Lifetime transfers: omissions: omission to exercise a right
IHTA84/S3(3) provides that, subject to certain requirements discussed below, the omission to exercise a right may be treated as a disposition and as such will be a transfer of value and, if not within any exemption, a chargeable transfer.
Andy owns property but, some years ago, Boris secured the right to acquire it at a price below its current market value. The right had to be exercised before 1 January 2001 which Boris deliberately fails to do and in effect decreases his estate but increases Andy’s. Subject to exemptions, the gift is taxable.
The requirement is that there shall be a ‘right’ which a person (the transferor) is in a position to exercise.
- The right may either be one connected with property or be purely contractual.
- This does not include rights that are primarily of a personal or non-pecuniary nature, the non-exercise of which do not diminish the value of the right-holder’s estate such as deliberately failing to vote at a company meeting on a topic not clearly resulting in a decrease in value of the person’s shares.
The result of failing to exercise the right must be to increase the value of:
- another person’s estate, or

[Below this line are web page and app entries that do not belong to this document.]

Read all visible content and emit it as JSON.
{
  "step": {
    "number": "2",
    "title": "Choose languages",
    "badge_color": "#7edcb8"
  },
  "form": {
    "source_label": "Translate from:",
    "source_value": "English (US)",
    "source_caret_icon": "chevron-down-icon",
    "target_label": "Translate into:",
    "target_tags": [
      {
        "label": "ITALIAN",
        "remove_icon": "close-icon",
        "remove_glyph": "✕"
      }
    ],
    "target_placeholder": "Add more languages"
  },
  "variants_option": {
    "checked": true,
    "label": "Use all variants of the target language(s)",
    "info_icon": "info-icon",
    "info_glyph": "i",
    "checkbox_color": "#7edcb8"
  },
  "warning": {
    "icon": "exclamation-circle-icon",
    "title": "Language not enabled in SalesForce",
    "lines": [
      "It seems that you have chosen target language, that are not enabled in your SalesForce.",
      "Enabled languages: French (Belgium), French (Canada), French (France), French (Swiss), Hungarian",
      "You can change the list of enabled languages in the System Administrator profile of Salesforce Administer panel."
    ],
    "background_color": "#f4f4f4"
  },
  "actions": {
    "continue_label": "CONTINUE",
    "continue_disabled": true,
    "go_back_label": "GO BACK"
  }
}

- where the omission occurred on or after 11 April 1978, settled property in which no interest in possession exists.
If it is established that there was a right, and that the transferor by deliberately failing to exercise that right has diminished the value of their estate and increased that of another person (or settled property in which no interest in possession subsists) they are treated as having made a transfer of value (IHTA84/S3 (1)).
If the right subsisted for a period, the disposition is regarded as made at the last opportunity of exercising the right. The timing may be important in respect of valuation dates and the date for interest.
A further overriding condition is that the failure to exercise the right must be deliberate.
Interaction with other statutory provisions
In considering IHTA84/S3 (3), bear in mind the possible effects of IHTA84/S10 (1). This would cover such events as failure to take up a rights issue solely because of a shortage of ready cash, or failure to litigate a claim against a stranger purely to avoid the uncertainty and costs involved in a law suit.
Although S3(3) deems a disposition to have been made, it is then covered directly by S3(1) without the aid of S3(4). The exemptions in IHTA84/S19 to 22 therefore apply to the deemed disposition and are not excluded by IHTA84/S19(5), IHTA84/S20(3), IHTA84/S21(5) and IHTA84/S22(6).